### Task statement
Output the data below exactly.

[Dataset rows describing interfaces]

###

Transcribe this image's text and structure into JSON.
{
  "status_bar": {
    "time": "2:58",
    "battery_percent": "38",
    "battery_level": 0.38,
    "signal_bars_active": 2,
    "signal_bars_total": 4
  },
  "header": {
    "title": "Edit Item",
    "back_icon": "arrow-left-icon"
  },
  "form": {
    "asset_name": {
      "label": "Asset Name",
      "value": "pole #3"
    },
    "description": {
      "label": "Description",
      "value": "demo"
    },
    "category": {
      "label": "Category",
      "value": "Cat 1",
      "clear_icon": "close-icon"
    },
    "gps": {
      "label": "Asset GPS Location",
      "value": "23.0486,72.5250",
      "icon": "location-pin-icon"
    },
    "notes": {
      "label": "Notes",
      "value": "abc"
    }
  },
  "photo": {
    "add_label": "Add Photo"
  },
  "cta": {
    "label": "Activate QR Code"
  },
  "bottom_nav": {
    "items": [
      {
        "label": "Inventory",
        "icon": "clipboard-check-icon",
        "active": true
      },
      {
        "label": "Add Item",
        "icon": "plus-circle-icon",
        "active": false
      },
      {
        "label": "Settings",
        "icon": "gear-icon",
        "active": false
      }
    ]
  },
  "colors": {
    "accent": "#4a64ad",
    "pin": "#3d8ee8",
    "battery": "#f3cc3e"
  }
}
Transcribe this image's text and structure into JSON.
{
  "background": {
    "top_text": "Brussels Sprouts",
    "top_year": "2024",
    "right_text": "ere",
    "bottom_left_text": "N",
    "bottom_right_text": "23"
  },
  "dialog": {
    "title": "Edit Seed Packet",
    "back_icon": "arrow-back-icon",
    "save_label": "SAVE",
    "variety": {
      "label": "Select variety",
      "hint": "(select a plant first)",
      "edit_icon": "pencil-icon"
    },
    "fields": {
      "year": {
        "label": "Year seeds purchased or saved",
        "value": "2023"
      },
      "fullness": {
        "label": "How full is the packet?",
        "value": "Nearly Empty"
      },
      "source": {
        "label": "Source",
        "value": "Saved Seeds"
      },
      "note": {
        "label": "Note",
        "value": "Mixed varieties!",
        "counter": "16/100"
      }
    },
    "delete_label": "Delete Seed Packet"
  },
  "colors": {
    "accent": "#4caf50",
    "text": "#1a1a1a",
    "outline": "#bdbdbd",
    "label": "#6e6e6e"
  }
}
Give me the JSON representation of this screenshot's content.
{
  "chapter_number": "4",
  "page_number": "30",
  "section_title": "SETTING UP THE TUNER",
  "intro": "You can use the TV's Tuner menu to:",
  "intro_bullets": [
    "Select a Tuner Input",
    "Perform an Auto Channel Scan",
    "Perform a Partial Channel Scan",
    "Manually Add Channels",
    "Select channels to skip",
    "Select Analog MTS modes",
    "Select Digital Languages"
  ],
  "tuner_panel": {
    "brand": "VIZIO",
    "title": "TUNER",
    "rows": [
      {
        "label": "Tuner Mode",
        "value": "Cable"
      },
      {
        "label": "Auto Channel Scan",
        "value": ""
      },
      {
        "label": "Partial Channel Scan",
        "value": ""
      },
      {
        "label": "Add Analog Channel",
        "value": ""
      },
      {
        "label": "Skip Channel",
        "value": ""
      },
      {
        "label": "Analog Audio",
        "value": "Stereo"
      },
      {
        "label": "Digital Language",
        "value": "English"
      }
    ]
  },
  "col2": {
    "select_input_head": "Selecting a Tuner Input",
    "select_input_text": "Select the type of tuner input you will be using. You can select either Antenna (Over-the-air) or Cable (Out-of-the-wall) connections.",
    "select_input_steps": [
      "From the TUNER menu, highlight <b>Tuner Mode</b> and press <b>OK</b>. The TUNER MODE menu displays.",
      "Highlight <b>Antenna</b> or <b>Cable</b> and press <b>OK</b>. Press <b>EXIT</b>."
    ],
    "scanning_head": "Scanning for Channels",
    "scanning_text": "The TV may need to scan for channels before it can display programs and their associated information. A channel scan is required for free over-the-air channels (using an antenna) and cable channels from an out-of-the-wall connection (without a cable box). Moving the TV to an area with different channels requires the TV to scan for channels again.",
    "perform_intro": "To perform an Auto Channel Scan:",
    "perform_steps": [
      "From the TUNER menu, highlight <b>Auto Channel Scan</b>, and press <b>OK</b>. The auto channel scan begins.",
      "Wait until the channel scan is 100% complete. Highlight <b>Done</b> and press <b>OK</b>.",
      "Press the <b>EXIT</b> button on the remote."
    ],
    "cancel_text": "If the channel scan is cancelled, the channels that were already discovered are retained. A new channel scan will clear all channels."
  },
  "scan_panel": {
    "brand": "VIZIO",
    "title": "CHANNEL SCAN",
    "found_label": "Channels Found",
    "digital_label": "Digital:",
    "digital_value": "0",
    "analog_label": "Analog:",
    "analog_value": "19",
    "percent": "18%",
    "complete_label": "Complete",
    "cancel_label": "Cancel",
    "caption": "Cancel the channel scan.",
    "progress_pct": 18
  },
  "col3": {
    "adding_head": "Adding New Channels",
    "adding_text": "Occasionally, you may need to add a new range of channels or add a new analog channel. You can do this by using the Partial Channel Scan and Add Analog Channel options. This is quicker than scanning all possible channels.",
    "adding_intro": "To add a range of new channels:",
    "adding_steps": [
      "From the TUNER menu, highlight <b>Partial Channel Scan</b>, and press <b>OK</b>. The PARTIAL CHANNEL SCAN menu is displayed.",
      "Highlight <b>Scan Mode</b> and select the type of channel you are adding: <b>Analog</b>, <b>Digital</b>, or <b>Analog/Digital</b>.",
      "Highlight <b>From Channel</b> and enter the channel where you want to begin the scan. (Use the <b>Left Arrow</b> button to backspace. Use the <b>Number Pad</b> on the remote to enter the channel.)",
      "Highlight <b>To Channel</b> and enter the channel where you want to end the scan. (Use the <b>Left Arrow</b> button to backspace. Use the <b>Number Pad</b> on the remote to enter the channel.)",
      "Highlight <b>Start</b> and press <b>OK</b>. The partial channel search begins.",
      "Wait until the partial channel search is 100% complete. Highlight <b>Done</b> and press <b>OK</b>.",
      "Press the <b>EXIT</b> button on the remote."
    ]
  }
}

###

### Result for this task
Transcribe this image's text and structure into JSON.
{
  "status_bar": {
    "time": "2:58",
    "battery_percent": "38",
    "battery_level": 0.38,
    "signal_bars_active": 2,
    "signal_bars_total": 4
  },
  "header": {
    "title": "Edit Item",
    "back_icon": "arrow-left-icon"
  },
  "form": {
    "asset_name": {
      "label": "Asset Name",
      "value": "pole #3"
    },
    "description": {
      "label": "Description",
      "value": "demo"
    },
    "category": {
      "label": "Category",
      "value": "Cat 1",
      "clear_icon": "close-icon"
    },
    "gps": {
      "label": "Asset GPS Location",
      "value": "23.0486,72.5250",
      "icon": "location-pin-icon"
    },
    "notes": {
      "label": "Notes",
      "value": "abc"
    }
  },
  "photo": {
    "add_label": "Add Photo"
  },
  "cta": {
    "label": "Activate QR Code"
  },
  "bottom_nav": {
    "items": [
      {
        "label": "Inventory",
        "icon": "clipboard-check-icon",
        "active": true
      },
      {
        "label": "Add Item",
        "icon": "plus-circle-icon",
        "active": false
      },
      {
        "label": "Settings",
        "icon": "gear-icon",
        "active": false
      }
    ]
  },
  "colors": {
    "accent": "#4a64ad",
    "pin": "#3d8ee8",
    "battery": "#f3cc3e"
  }
}
Transcribe this image's text and structure into JSON.
{
  "background": {
    "top_text": "Brussels Sprouts",
    "top_year": "2024",
    "right_text": "ere",
    "bottom_left_text": "N",
    "bottom_right_text": "23"
  },
  "dialog": {
    "title": "Edit Seed Packet",
    "back_icon": "arrow-back-icon",
    "save_label": "SAVE",
    "variety": {
      "label": "Select variety",
      "hint": "(select a plant first)",
      "edit_icon": "pencil-icon"
    },
    "fields": {
      "year": {
        "label": "Year seeds purchased or saved",
        "value": "2023"
      },
      "fullness": {
        "label": "How full is the packet?",
        "value": "Nearly Empty"
      },
      "source": {
        "label": "Source",
        "value": "Saved Seeds"
      },
      "note": {
        "label": "Note",
        "value": "Mixed varieties!",
        "counter": "16/100"
      }
    },
    "delete_label": "Delete Seed Packet"
  },
  "colors": {
    "accent": "#4caf50",
    "text": "#1a1a1a",
    "outline": "#bdbdbd",
    "label": "#6e6e6e"
  }
}
Give me the JSON representation of this screenshot's content.
{
  "chapter_number": "4",
  "page_number": "30",
  "section_title": "SETTING UP THE TUNER",
  "intro": "You can use the TV's Tuner menu to:",
  "intro_bullets": [
    "Select a Tuner Input",
    "Perform an Auto Channel Scan",
    "Perform a Partial Channel Scan",
    "Manually Add Channels",
    "Select channels to skip",
    "Select Analog MTS modes",
    "Select Digital Languages"
  ],
  "tuner_panel": {
    "brand": "VIZIO",
    "title": "TUNER",
    "rows": [
      {
        "label": "Tuner Mode",
        "value": "Cable"
      },
      {
        "label": "Auto Channel Scan",
        "value": ""
      },
      {
        "label": "Partial Channel Scan",
        "value": ""
      },
      {
        "label": "Add Analog Channel",
        "value": ""
      },
      {
        "label": "Skip Channel",
        "value": ""
      },
      {
        "label": "Analog Audio",
        "value": "Stereo"
      },
      {
        "label": "Digital Language",
        "value": "English"
      }
    ]
  },
  "col2": {
    "select_input_head": "Selecting a Tuner Input",
    "select_input_text": "Select the type of tuner input you will be using. You can select either Antenna (Over-the-air) or Cable (Out-of-the-wall) connections.",
    "select_input_steps": [
      "From the TUNER menu, highlight <b>Tuner Mode</b> and press <b>OK</b>. The TUNER MODE menu displays.",
      "Highlight <b>Antenna</b> or <b>Cable</b> and press <b>OK</b>. Press <b>EXIT</b>."
    ],
    "scanning_head": "Scanning for Channels",
    "scanning_text": "The TV may need to scan for channels before it can display programs and their associated information. A channel scan is required for free over-the-air channels (using an antenna) and cable channels from an out-of-the-wall connection (without a cable box). Moving the TV to an area with different channels requires the TV to scan for channels again.",
    "perform_intro": "To perform an Auto Channel Scan:",
    "perform_steps": [
      "From the TUNER menu, highlight <b>Auto Channel Scan</b>, and press <b>OK</b>. The auto channel scan begins.",
      "Wait until the channel scan is 100% complete. Highlight <b>Done</b> and press <b>OK</b>.",
      "Press the <b>EXIT</b> button on the remote."
    ],
    "cancel_text": "If the channel scan is cancelled, the channels that were already discovered are retained. A new channel scan will clear all channels."
  },
  "scan_panel": {
    "brand": "VIZIO",
    "title": "CHANNEL SCAN",
    "found_label": "Channels Found",
    "digital_label": "Digital:",
    "digital_value": "0",
    "analog_label": "Analog:",
    "analog_value": "19",
    "percent": "18%",
    "complete_label": "Complete",
    "cancel_label": "Cancel",
    "caption": "Cancel the channel scan.",
    "progress_pct": 18
  },
  "col3": {
    "adding_head": "Adding New Channels",
    "adding_text": "Occasionally, you may need to add a new range of channels or add a new analog channel. You can do this by using the Partial Channel Scan and Add Analog Channel options. This is quicker than scanning all possible channels.",
    "adding_intro": "To add a range of new channels:",
    "adding_steps": [
      "From the TUNER menu, highlight <b>Partial Channel Scan</b>, and press <b>OK</b>. The PARTIAL CHANNEL SCAN menu is displayed.",
      "Highlight <b>Scan Mode</b> and select the type of channel you are adding: <b>Analog</b>, <b>Digital</b>, or <b>Analog/Digital</b>.",
      "Highlight <b>From Channel</b> and enter the channel where you want to begin the scan. (Use the <b>Left Arrow</b> button to backspace. Use the <b>Number Pad</b> on the remote to enter the channel.)",
      "Highlight <b>To Channel</b> and enter the channel where you want to end the scan. (Use the <b>Left Arrow</b> button to backspace. Use the <b>Number Pad</b> on the remote to enter the channel.)",
      "Highlight <b>Start</b> and press <b>OK</b>. The partial channel search begins.",
      "Wait until the partial channel search is 100% complete. Highlight <b>Done</b> and press <b>OK</b>.",
      "Press the <b>EXIT</b> button on the remote."
    ]
  }
}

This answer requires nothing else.